◆ Work order
Report each line below that carries the word "مخصصة".

◆ Task material
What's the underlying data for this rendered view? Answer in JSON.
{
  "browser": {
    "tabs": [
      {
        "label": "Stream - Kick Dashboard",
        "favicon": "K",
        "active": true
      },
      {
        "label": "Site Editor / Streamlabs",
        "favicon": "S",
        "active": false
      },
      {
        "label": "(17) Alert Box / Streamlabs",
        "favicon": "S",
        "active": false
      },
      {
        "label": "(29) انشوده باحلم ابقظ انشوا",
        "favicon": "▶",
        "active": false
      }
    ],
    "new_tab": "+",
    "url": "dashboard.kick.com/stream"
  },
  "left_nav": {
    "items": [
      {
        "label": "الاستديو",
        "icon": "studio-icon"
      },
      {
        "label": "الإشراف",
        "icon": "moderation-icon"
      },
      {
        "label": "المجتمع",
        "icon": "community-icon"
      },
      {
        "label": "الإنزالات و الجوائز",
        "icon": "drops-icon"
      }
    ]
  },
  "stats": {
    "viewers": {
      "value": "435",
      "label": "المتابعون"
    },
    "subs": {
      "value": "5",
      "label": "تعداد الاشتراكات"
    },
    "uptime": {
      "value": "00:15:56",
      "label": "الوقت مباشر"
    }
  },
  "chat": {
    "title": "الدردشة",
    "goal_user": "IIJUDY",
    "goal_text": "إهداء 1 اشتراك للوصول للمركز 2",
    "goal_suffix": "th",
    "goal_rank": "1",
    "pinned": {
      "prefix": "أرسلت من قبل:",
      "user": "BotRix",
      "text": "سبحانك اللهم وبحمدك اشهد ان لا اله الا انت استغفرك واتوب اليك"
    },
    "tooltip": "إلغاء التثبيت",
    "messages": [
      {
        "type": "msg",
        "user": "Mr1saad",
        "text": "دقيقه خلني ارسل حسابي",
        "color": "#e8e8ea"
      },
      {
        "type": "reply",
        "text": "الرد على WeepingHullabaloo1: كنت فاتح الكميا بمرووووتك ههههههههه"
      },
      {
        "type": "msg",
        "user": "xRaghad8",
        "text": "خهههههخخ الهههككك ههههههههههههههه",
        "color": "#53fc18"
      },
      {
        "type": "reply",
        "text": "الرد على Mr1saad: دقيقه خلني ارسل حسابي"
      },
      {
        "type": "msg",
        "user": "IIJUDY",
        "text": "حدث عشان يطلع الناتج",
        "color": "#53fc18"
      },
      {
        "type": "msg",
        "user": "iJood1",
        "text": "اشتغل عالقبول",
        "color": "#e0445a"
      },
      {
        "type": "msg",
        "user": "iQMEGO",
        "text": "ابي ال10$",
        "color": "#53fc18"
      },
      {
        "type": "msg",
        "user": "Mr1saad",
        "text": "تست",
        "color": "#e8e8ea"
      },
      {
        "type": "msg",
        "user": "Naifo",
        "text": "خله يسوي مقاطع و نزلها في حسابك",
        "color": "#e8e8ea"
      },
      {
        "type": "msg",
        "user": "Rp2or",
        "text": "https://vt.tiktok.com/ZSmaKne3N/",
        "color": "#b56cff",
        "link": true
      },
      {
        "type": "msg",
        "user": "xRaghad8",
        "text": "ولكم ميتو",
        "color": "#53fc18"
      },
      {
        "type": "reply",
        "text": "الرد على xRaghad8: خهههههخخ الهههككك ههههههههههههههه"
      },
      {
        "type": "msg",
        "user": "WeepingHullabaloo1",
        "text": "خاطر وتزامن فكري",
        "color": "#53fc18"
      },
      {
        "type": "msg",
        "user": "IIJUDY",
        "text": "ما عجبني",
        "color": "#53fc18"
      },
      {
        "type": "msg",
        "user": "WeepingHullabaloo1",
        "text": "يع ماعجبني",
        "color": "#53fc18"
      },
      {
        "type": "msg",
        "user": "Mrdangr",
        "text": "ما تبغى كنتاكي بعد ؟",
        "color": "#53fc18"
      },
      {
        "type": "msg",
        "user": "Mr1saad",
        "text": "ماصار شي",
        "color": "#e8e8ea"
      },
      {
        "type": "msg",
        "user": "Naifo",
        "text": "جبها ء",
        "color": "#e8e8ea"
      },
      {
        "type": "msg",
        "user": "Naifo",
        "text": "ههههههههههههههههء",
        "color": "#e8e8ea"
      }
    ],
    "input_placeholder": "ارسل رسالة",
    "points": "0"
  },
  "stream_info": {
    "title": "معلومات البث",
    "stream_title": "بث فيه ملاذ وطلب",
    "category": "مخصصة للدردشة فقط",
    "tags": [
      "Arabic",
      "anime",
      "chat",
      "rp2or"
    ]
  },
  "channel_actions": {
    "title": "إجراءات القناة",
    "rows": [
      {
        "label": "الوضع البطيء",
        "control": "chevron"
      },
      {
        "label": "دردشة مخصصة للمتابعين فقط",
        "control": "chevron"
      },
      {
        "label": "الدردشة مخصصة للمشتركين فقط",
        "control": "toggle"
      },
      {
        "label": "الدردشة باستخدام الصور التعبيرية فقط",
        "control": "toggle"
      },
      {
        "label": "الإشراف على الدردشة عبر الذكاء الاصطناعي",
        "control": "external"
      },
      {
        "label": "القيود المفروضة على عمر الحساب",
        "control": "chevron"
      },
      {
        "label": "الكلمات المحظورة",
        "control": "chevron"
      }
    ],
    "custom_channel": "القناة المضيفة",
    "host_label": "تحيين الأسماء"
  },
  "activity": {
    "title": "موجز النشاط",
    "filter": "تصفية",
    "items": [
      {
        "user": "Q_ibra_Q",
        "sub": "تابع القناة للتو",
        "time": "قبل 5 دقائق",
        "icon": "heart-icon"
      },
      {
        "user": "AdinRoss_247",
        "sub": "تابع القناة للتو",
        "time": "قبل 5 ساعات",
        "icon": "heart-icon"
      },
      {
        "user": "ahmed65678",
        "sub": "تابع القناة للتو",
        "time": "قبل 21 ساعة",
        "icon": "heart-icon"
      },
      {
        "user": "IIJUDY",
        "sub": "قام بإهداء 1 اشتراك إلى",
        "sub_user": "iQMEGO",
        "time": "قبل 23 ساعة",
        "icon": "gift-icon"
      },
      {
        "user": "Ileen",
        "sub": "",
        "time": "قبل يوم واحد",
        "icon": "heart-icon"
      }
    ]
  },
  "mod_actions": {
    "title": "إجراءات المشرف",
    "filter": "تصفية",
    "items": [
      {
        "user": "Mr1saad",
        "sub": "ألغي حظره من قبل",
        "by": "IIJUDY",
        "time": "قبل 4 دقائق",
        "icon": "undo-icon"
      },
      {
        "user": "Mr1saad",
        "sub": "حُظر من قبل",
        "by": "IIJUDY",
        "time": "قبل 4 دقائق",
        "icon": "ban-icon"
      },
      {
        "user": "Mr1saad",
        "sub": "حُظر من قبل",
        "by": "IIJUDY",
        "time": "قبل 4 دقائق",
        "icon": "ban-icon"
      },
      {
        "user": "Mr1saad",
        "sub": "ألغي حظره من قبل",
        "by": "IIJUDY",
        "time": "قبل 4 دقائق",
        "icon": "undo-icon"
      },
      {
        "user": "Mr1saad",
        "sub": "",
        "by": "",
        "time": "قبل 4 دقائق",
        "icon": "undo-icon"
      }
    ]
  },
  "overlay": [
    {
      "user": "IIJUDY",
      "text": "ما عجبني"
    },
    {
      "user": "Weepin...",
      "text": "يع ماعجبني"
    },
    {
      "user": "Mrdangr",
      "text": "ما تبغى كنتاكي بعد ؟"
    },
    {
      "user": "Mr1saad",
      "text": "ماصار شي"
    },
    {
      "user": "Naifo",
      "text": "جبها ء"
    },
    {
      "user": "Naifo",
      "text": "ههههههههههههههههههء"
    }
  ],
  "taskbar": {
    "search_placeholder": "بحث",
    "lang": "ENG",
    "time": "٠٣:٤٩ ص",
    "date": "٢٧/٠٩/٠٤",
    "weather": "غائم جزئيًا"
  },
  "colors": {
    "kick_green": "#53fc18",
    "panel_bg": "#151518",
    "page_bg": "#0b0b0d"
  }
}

◆ Reply to the exercise
    "category": "مخصصة للدردشة فقط",
        "label": "دردشة مخصصة للمتابعين فقط",
        "label": "الدردشة مخصصة للمشتركين فقط",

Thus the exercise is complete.